◆ Problem description:
Every line with "digit" in it should be copied from the data.

◆ Records provided:
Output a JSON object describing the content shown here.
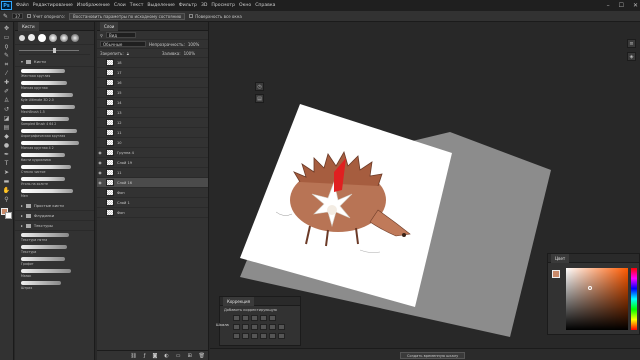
{
  "menu": {
    "logo": "Ps",
    "items": [
      "Файл",
      "Редактирование",
      "Изображение",
      "Слои",
      "Текст",
      "Выделение",
      "Фильтр",
      "3D",
      "Просмотр",
      "Окно",
      "Справка"
    ]
  },
  "options": {
    "tool_size": "37",
    "check1": "Учет опорного:",
    "btn1": "Восстановить параметры по исходному состоянию",
    "btn2": "Поверхность все окна"
  },
  "brushes": {
    "tab": "Кисти",
    "root_folder": "Кисти",
    "items": [
      {
        "label": "Жесткая круглая",
        "w": 44
      },
      {
        "label": "Мягкая круглая",
        "w": 46
      },
      {
        "label": "Kyle Ultimate 3D 2.0",
        "w": 52
      },
      {
        "label": "MechBrush 1.5",
        "w": 54
      },
      {
        "label": "Sampled Brush 4 64 2",
        "w": 48
      },
      {
        "label": "Аэрографическая круглая",
        "w": 56
      },
      {
        "label": "Мягкая круглая 4 2",
        "w": 58
      },
      {
        "label": "Кисти художника",
        "w": 44
      },
      {
        "label": "Стекло чистое",
        "w": 50
      },
      {
        "label": "Уголь на холсте",
        "w": 44
      },
      {
        "label": "Мел",
        "w": 52
      }
    ],
    "folders": [
      "Простые кисти",
      "Флудилки",
      "Текстуры"
    ],
    "sub_items": [
      {
        "label": "Текстура пятна",
        "w": 48
      },
      {
        "label": "Текстура",
        "w": 46
      },
      {
        "label": "Графит",
        "w": 44
      },
      {
        "label": "Мазок",
        "w": 50
      },
      {
        "label": "Штрих",
        "w": 40
      }
    ]
  },
  "layers": {
    "tab": "Слои",
    "filter": "Вид",
    "blend_mode": "Обычные",
    "opacity_label": "Непрозрачность:",
    "opacity": "100%",
    "lock_label": "Закрепить:",
    "fill_label": "Заливка:",
    "fill": "100%",
    "rows": [
      {
        "name": "18",
        "selected": false,
        "visible": false
      },
      {
        "name": "17",
        "selected": false,
        "visible": false
      },
      {
        "name": "16",
        "selected": false,
        "visible": false
      },
      {
        "name": "15",
        "selected": false,
        "visible": false
      },
      {
        "name": "14",
        "selected": false,
        "visible": false
      },
      {
        "name": "13",
        "selected": false,
        "visible": false
      },
      {
        "name": "12",
        "selected": false,
        "visible": false
      },
      {
        "name": "11",
        "selected": false,
        "visible": false
      },
      {
        "name": "10",
        "selected": false,
        "visible": false
      },
      {
        "name": "Группа 4",
        "selected": false,
        "visible": true
      },
      {
        "name": "Слой 19",
        "selected": false,
        "visible": true
      },
      {
        "name": "11",
        "selected": false,
        "visible": true
      },
      {
        "name": "Слой 16",
        "selected": true,
        "visible": true
      },
      {
        "name": "Фон",
        "selected": false,
        "visible": false
      },
      {
        "name": "Слой 1",
        "selected": false,
        "visible": false
      },
      {
        "name": "Фон",
        "selected": false,
        "visible": false
      }
    ]
  },
  "corrections": {
    "title": "Коррекция",
    "subtitle": "Добавить корректирующую"
  },
  "color": {
    "title": "Цвет",
    "fg": "#c98a6a",
    "bg": "#ffffff"
  },
  "bottom": {
    "tab": "Шкала",
    "btn": "Создать временную шкалу"
  },
  "colors": {
    "canvas_bg": "#282828",
    "paper": "#ffffff",
    "gray_block": "#8f8f8f",
    "hedgehog": "#b86e4d",
    "gnome_hat": "#e02020"
  }
}
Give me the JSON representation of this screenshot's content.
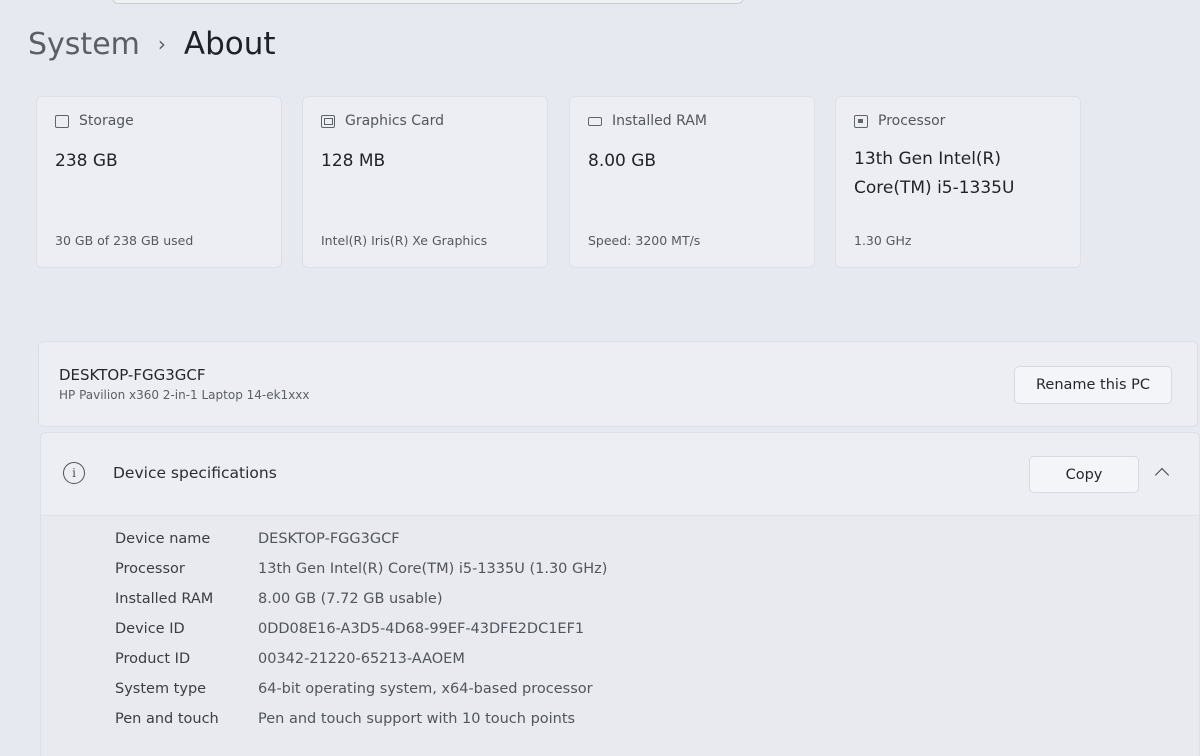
{
  "breadcrumb": {
    "parent": "System",
    "separator": "›",
    "current": "About"
  },
  "cards": [
    {
      "title": "Storage",
      "icon": "storage-icon",
      "value": "238 GB",
      "sub": "30 GB of 238 GB used"
    },
    {
      "title": "Graphics Card",
      "icon": "graphics-card-icon",
      "value": "128 MB",
      "sub": "Intel(R) Iris(R) Xe Graphics"
    },
    {
      "title": "Installed RAM",
      "icon": "ram-icon",
      "value": "8.00 GB",
      "sub": "Speed: 3200 MT/s"
    },
    {
      "title": "Processor",
      "icon": "processor-icon",
      "value": "13th Gen Intel(R) Core(TM) i5-1335U",
      "sub": "1.30 GHz"
    }
  ],
  "pc": {
    "name": "DESKTOP-FGG3GCF",
    "model": "HP Pavilion x360 2-in-1 Laptop 14-ek1xxx",
    "rename_label": "Rename this PC"
  },
  "specs": {
    "title": "Device specifications",
    "copy_label": "Copy",
    "rows": [
      {
        "label": "Device name",
        "value": "DESKTOP-FGG3GCF"
      },
      {
        "label": "Processor",
        "value": "13th Gen Intel(R) Core(TM) i5-1335U (1.30 GHz)"
      },
      {
        "label": "Installed RAM",
        "value": "8.00 GB (7.72 GB usable)"
      },
      {
        "label": "Device ID",
        "value": "0DD08E16-A3D5-4D68-99EF-43DFE2DC1EF1"
      },
      {
        "label": "Product ID",
        "value": "00342-21220-65213-AAOEM"
      },
      {
        "label": "System type",
        "value": "64-bit operating system, x64-based processor"
      },
      {
        "label": "Pen and touch",
        "value": "Pen and touch support with 10 touch points"
      }
    ]
  }
}
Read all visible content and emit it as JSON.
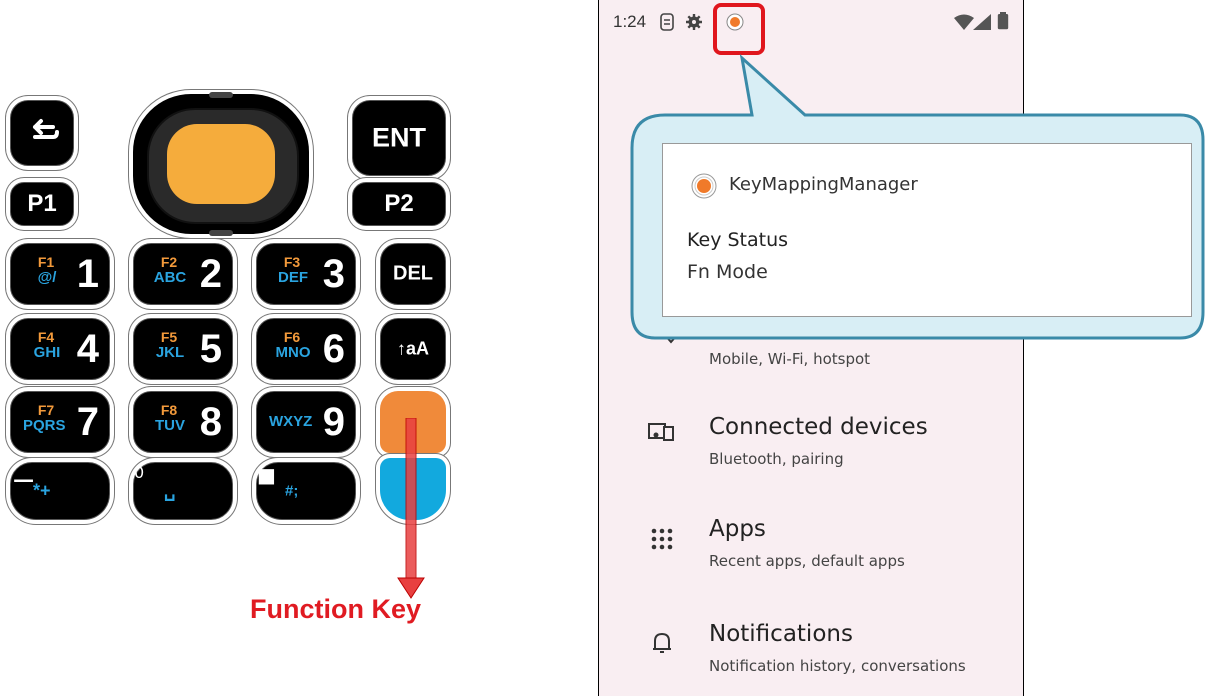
{
  "keypad": {
    "ent_label": "ENT",
    "p1_label": "P1",
    "p2_label": "P2",
    "del_label": "DEL",
    "shift_label": "↑aA",
    "number_keys": [
      {
        "fn": "F1",
        "alpha": "@/",
        "digit": "1"
      },
      {
        "fn": "F2",
        "alpha": "ABC",
        "digit": "2"
      },
      {
        "fn": "F3",
        "alpha": "DEF",
        "digit": "3"
      },
      {
        "fn": "F4",
        "alpha": "GHI",
        "digit": "4"
      },
      {
        "fn": "F5",
        "alpha": "JKL",
        "digit": "5"
      },
      {
        "fn": "F6",
        "alpha": "MNO",
        "digit": "6"
      },
      {
        "fn": "F7",
        "alpha": "PQRS",
        "digit": "7"
      },
      {
        "fn": "F8",
        "alpha": "TUV",
        "digit": "8"
      },
      {
        "fn": "",
        "alpha": "WXYZ",
        "digit": "9"
      },
      {
        "fn": "",
        "alpha": "*+",
        "digit": "−"
      },
      {
        "fn": "",
        "alpha": "␣",
        "digit": "0"
      },
      {
        "fn": "",
        "alpha": "#;",
        "digit": "■"
      }
    ],
    "function_key_caption": "Function Key",
    "colors": {
      "scan": "#f5ac3c",
      "function": "#f08a3a",
      "blue": "#12a9de",
      "fn_text": "#f39a3b",
      "alpha_text": "#2aa4e0",
      "caption": "#e01b22"
    }
  },
  "status_bar": {
    "time": "1:24",
    "icons": [
      "sim-icon",
      "gear-icon",
      "keymapping-notification-icon",
      "wifi-icon",
      "signal-icon",
      "battery-icon"
    ]
  },
  "notification": {
    "app_name": "KeyMappingManager",
    "title": "Key Status",
    "text": "Fn Mode"
  },
  "settings": [
    {
      "title": "",
      "subtitle": "Mobile, Wi-Fi, hotspot",
      "icon": "network-icon"
    },
    {
      "title": "Connected devices",
      "subtitle": "Bluetooth, pairing",
      "icon": "connected-devices-icon"
    },
    {
      "title": "Apps",
      "subtitle": "Recent apps, default apps",
      "icon": "apps-icon"
    },
    {
      "title": "Notifications",
      "subtitle": "Notification history, conversations",
      "icon": "bell-icon"
    }
  ]
}
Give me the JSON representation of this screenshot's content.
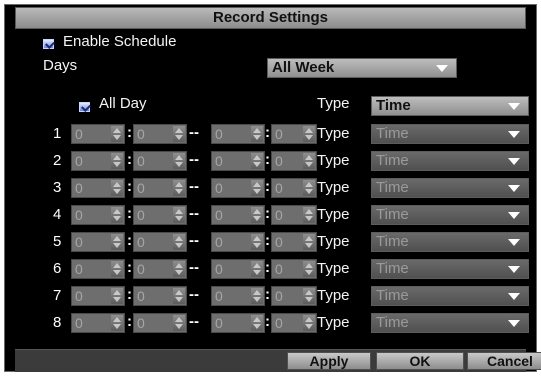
{
  "title": "Record Settings",
  "enable_schedule": {
    "label": "Enable Schedule",
    "checked": true
  },
  "days": {
    "label": "Days",
    "value": "All Week"
  },
  "all_day": {
    "label": "All Day",
    "checked": true,
    "type_label": "Type",
    "type_value": "Time"
  },
  "periods": [
    {
      "num": "1",
      "start_h": "0",
      "start_m": "0",
      "end_h": "0",
      "end_m": "0",
      "type_label": "Type",
      "type_value": "Time"
    },
    {
      "num": "2",
      "start_h": "0",
      "start_m": "0",
      "end_h": "0",
      "end_m": "0",
      "type_label": "Type",
      "type_value": "Time"
    },
    {
      "num": "3",
      "start_h": "0",
      "start_m": "0",
      "end_h": "0",
      "end_m": "0",
      "type_label": "Type",
      "type_value": "Time"
    },
    {
      "num": "4",
      "start_h": "0",
      "start_m": "0",
      "end_h": "0",
      "end_m": "0",
      "type_label": "Type",
      "type_value": "Time"
    },
    {
      "num": "5",
      "start_h": "0",
      "start_m": "0",
      "end_h": "0",
      "end_m": "0",
      "type_label": "Type",
      "type_value": "Time"
    },
    {
      "num": "6",
      "start_h": "0",
      "start_m": "0",
      "end_h": "0",
      "end_m": "0",
      "type_label": "Type",
      "type_value": "Time"
    },
    {
      "num": "7",
      "start_h": "0",
      "start_m": "0",
      "end_h": "0",
      "end_m": "0",
      "type_label": "Type",
      "type_value": "Time"
    },
    {
      "num": "8",
      "start_h": "0",
      "start_m": "0",
      "end_h": "0",
      "end_m": "0",
      "type_label": "Type",
      "type_value": "Time"
    }
  ],
  "separators": {
    "colon": ":",
    "dash": "--"
  },
  "buttons": {
    "apply": "Apply",
    "ok": "OK",
    "cancel": "Cancel"
  }
}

◆ Response to this exercise:
        "digit": "1"
        "digit": "2"
        "digit": "3"
        "digit": "4"
        "digit": "5"
        "digit": "6"
        "digit": "7"
        "digit": "8"
        "digit": "9"
        "digit": "−"
        "digit": "0"
        "digit": "■"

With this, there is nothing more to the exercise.